We have already been told the shocking news of the axing of more than 160 teachers for next session, with hundreds more to come in the next couple of years and now we see direct cuts to services for the most disadvantaged of young people.

Schools across the city pride themselves in how they support the totality of their pupil cohort academically, socially, physically and emotionally.

Those of you who are many years away from your own schooldays would be incredibly surprised about the nature of education provision in 2024 and how broad the level of support given to all our pupils is.

MCR (Motivation, Commitment, Resilience) Pathways is a mentoring programme with a proven record in helping care-experienced young people who face real significant barriers to learning unlock their potential.

Every young person has enormous talent, however care-experienced pupils and other young people identified by their schools may be struggling to engage with their education. MCR Pathways aims to support many young people including young carers, asylum seekers or those who have suffered significant family bereavement or disruption at home.

Young people collaborating with an assigned mentor are helped to realise their skills and progress onto a positive destination with the intent to increase the number of them experiencing better education outcomes, career and job opportunities and overall life chances.

It does magnificent work and families throughout the city are grateful for its interventions but now it has become one of the victims of the cuts made in the SNP and Greens Budget.

That is ironic as these are parties who allegedly champion Scotland’s young people but are happy playing fast and loose with their futures.

However, it is more insidious than that. The deal agreed between SNP and Green councillors to fund only part of the cost of the MCR Pathways programme for next session means that schools wishing to maintain the programme will have to dip into their own finances to make up any funding gap.

So, while singing the praises of the scheme this desperate duo are more than happy to swing the axe in conducting the dirty work of their political masters in the SNP government at Holyrood.

Scottish schools have a designated fund, PEF (Pupil Equity Fund), designed to support the poorest of our pupils who may have significant challenges to learning, attendance or other additional support needs.

It was awarded to schools back when Nicola Sturgeon asked to be judged on her record in education alone and was given directly to schools where staff, pupils and parents could use their specific knowledge of need in their own establishments to spend it appropriately with headteachers being directly accountable to Government for the effective use of the fund and evidence of school improvement.
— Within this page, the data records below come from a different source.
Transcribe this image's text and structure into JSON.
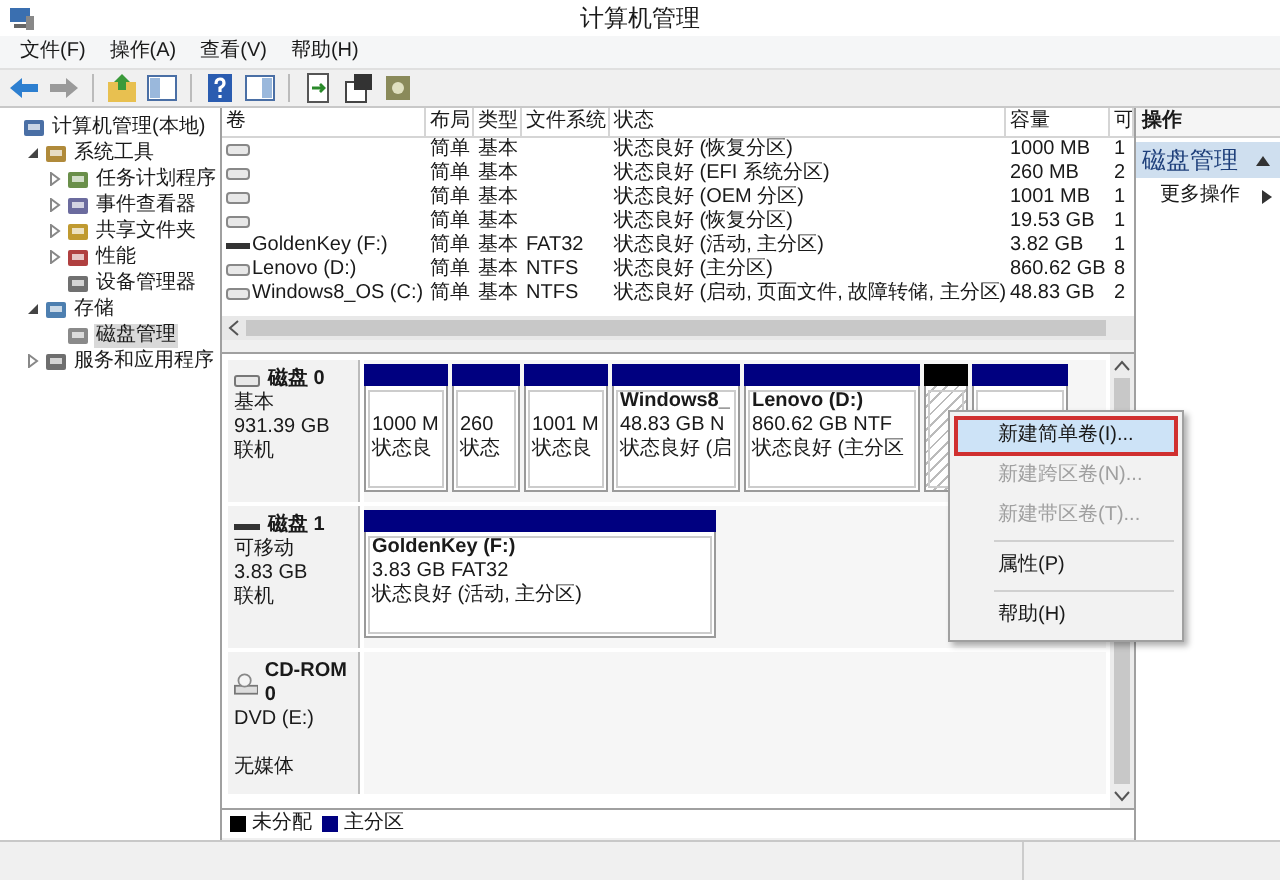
{
  "window": {
    "title": "计算机管理"
  },
  "menu": [
    "文件(F)",
    "操作(A)",
    "查看(V)",
    "帮助(H)"
  ],
  "tree": [
    {
      "label": "计算机管理(本地)",
      "selected": false,
      "children": [
        {
          "label": "系统工具",
          "expanded": true,
          "selected": false,
          "children": [
            {
              "label": "任务计划程序",
              "expanded": false,
              "selected": false
            },
            {
              "label": "事件查看器",
              "expanded": false,
              "selected": false
            },
            {
              "label": "共享文件夹",
              "expanded": false,
              "selected": false
            },
            {
              "label": "性能",
              "expanded": false,
              "selected": false
            },
            {
              "label": "设备管理器",
              "selected": false
            }
          ]
        },
        {
          "label": "存储",
          "expanded": true,
          "selected": false,
          "children": [
            {
              "label": "磁盘管理",
              "selected": true
            }
          ]
        },
        {
          "label": "服务和应用程序",
          "expanded": false,
          "selected": false
        }
      ]
    }
  ],
  "volumes": {
    "columns": [
      "卷",
      "布局",
      "类型",
      "文件系统",
      "状态",
      "容量",
      "可"
    ],
    "rows": [
      {
        "kind": "fixed",
        "layout": "简单",
        "type": "基本",
        "status": "状态良好 (恢复分区)",
        "capacity": "1000 MB",
        "column_7": "1"
      },
      {
        "kind": "fixed",
        "layout": "简单",
        "type": "基本",
        "status": "状态良好 (EFI 系统分区)",
        "capacity": "260 MB",
        "column_7": "2"
      },
      {
        "kind": "fixed",
        "layout": "简单",
        "type": "基本",
        "status": "状态良好 (OEM 分区)",
        "capacity": "1001 MB",
        "column_7": "1"
      },
      {
        "kind": "fixed",
        "layout": "简单",
        "type": "基本",
        "status": "状态良好 (恢复分区)",
        "capacity": "19.53 GB",
        "column_7": "1"
      },
      {
        "kind": "removable",
        "volume": "GoldenKey (F:)",
        "layout": "简单",
        "type": "基本",
        "filesystem": "FAT32",
        "status": "状态良好 (活动, 主分区)",
        "capacity": "3.82 GB",
        "column_7": "1"
      },
      {
        "kind": "fixed",
        "volume": "Lenovo (D:)",
        "layout": "简单",
        "type": "基本",
        "filesystem": "NTFS",
        "status": "状态良好 (主分区)",
        "capacity": "860.62 GB",
        "column_7": "8"
      },
      {
        "kind": "fixed",
        "volume": "Windows8_OS (C:)",
        "layout": "简单",
        "type": "基本",
        "filesystem": "NTFS",
        "status": "状态良好 (启动, 页面文件, 故障转储, 主分区)",
        "capacity": "48.83 GB",
        "column_7": "2"
      }
    ]
  },
  "disks": [
    {
      "kind": "basic",
      "name": "磁盘 0",
      "lines": [
        "基本",
        "931.39 GB",
        "联机"
      ],
      "partitions": [
        {
          "kind": "primary",
          "color": "#000080",
          "lines": [
            "1000 M",
            "状态良"
          ]
        },
        {
          "kind": "primary",
          "color": "#000080",
          "lines": [
            "260",
            "状态"
          ]
        },
        {
          "kind": "primary",
          "color": "#000080",
          "lines": [
            "1001 M",
            "状态良"
          ]
        },
        {
          "kind": "primary",
          "color": "#000080",
          "name": "Windows8_",
          "lines": [
            "48.83 GB N",
            "状态良好 (启"
          ]
        },
        {
          "kind": "primary",
          "color": "#000080",
          "name": "Lenovo  (D:)",
          "lines": [
            "860.62 GB NTF",
            "状态良好 (主分区"
          ]
        },
        {
          "kind": "unallocated",
          "color": "#000000"
        },
        {
          "kind": "primary",
          "color": "#000080"
        }
      ]
    },
    {
      "kind": "removable",
      "name": "磁盘 1",
      "lines": [
        "可移动",
        "3.83 GB",
        "联机"
      ],
      "partitions": [
        {
          "kind": "primary",
          "color": "#000080",
          "name": "GoldenKey  (F:)",
          "lines": [
            "3.83 GB FAT32",
            "状态良好 (活动, 主分区)"
          ]
        }
      ]
    },
    {
      "kind": "cdrom",
      "name": "CD-ROM 0",
      "lines": [
        "DVD (E:)"
      ],
      "media": "无媒体"
    }
  ],
  "legend": [
    {
      "label": "未分配",
      "color": "#000000"
    },
    {
      "label": "主分区",
      "color": "#000080"
    }
  ],
  "actions": {
    "header": "操作",
    "items": [
      {
        "kind": "section",
        "label": "磁盘管理"
      },
      {
        "kind": "submenu",
        "label": "更多操作"
      }
    ]
  },
  "context_menu": [
    {
      "kind": "item",
      "label": "新建简单卷(I)...",
      "disabled": false,
      "selected": true
    },
    {
      "kind": "item",
      "label": "新建跨区卷(N)...",
      "disabled": true,
      "selected": false
    },
    {
      "kind": "item",
      "label": "新建带区卷(T)...",
      "disabled": true,
      "selected": false
    },
    {
      "kind": "separator"
    },
    {
      "kind": "item",
      "label": "属性(P)",
      "disabled": false,
      "selected": false
    },
    {
      "kind": "separator"
    },
    {
      "kind": "item",
      "label": "帮助(H)",
      "disabled": false,
      "selected": false
    }
  ]
}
Now headteachers are to be put in an invidious position by the SNP/Green cuts to vital services such as MCR.

The consequence of not using school funding to fill the gap left by the cuts will mean ending or reducing the size of the scheme and thus affect many already challenged young people.

However, the same money cannot be spent twice and many other excellent services supporting disadvantaged pupils will have to be cut instead. We are told by the SNP that it is the choice of headteachers but what a choice.

Council leader Susan Aitken gleefully shut me down when I, quite bluntly, compared this sort of choice to one of a patient when asked which limb they would prefer removed. How low of this administration to make already overworked and stressed school leaders accountable for cuts forced upon them.

The cuts are bad enough but to switch the responsibility is a disgrace. Shame on Aitken and shame on her administration.